No bigger than England with a small slice of Wales, Nepal is home to eight of the highest peaks in the world. Looking out across Nepal Himalaya, it is hard to believe that anything could stand so high in the sky and still have its feet on the ground. But you neednít don crampons and karabiners to experience the majesty of this mountainous region.
The gateway to the Nepal Himalaya is Kathmandu. Its brick and dark wood heart is an eye-boggling, fragile-looking, hive of merchant and craftsman workshops, palaces and temples. One sneeze and you feel the whole place might disappear, toppling in a cloud of dust. Give yourself a couple of days to explore the cityís rich artistic heritage before heading for the peaks.

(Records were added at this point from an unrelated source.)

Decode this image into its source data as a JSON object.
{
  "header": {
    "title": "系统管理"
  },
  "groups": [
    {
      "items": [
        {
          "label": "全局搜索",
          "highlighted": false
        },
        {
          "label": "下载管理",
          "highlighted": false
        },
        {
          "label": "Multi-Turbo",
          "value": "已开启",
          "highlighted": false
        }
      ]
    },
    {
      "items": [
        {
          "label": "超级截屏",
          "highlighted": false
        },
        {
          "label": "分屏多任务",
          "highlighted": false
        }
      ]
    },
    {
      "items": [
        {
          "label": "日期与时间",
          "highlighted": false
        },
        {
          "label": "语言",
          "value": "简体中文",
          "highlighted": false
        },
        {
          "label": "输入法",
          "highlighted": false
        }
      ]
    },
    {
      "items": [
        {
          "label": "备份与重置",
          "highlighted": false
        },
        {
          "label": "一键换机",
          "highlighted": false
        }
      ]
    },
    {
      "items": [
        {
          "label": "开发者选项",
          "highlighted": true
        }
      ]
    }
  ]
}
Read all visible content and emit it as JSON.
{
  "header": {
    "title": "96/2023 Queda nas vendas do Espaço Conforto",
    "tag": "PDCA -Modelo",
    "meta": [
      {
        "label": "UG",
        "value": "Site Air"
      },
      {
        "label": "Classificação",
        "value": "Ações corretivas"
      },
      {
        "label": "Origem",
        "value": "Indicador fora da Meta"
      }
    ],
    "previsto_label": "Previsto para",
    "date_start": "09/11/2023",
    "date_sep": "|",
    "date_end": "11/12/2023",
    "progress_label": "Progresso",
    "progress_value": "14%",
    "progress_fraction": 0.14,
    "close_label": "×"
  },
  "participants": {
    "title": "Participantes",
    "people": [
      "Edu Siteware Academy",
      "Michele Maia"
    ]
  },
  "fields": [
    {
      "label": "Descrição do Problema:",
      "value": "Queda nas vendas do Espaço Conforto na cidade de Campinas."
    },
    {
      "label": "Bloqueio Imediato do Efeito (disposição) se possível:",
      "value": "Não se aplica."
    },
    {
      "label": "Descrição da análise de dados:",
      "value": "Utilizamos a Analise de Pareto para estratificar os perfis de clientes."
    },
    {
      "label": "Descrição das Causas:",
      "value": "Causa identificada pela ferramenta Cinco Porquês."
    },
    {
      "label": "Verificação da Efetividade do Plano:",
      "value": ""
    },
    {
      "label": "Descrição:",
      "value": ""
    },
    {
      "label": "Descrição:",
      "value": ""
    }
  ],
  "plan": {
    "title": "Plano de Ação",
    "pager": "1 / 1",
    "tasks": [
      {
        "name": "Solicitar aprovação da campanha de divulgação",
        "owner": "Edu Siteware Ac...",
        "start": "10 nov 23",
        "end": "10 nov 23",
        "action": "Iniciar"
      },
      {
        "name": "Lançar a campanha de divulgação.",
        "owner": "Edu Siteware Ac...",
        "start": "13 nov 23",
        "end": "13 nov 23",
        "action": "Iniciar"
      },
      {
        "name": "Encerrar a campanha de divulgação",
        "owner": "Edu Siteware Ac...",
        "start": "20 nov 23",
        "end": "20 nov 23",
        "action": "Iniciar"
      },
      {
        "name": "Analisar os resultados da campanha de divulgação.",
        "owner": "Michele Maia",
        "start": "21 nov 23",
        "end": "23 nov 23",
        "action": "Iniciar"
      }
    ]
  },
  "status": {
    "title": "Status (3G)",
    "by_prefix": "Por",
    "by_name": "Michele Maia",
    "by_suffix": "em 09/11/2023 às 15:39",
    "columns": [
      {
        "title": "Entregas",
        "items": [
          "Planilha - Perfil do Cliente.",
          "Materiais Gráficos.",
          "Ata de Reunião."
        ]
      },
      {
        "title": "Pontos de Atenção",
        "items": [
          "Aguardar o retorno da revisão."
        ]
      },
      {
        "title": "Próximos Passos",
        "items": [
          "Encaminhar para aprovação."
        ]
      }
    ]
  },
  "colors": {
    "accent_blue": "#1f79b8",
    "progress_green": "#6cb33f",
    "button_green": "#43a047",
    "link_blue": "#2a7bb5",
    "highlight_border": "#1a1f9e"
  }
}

Explore the Himalayan foothills
A trek doesnít have to last a month or reach dizzy altitudes (although we can of course arrange it). There are some fantastic walks in the foothills below 10,000 feet, but that will still offer stunning views. Wander through villages which appear to have no beginning, past terraces of wheat and maize with tattered prayer flags waving high on bamboo poles.
Follow the Seti River to the jungle
Make sure to make time for an overnight rafting trip down the Seti River to the Royal Chitwan National Park, a UNESCO World Heritage Site in the south of Nepal. You can stay in lodges on the edge of the park, track rare one-horned Asiatic rhinos and Royal Bengal tigers through the jungles, and even get to wash your own elephant at the end of the day!
For treks in the Annapurna and Everest regions, we recommend that you stay in lodges. Elsewhere it is best to camp, supported by a team of Sherpa guide, cook and porters.
When to go: Any time from October to May, but if you have the choice go in November for the best mountain views or in March and April for the spring flowers.
Nick Van Gruisen is Managing Director of†The Ultimate Travel Company.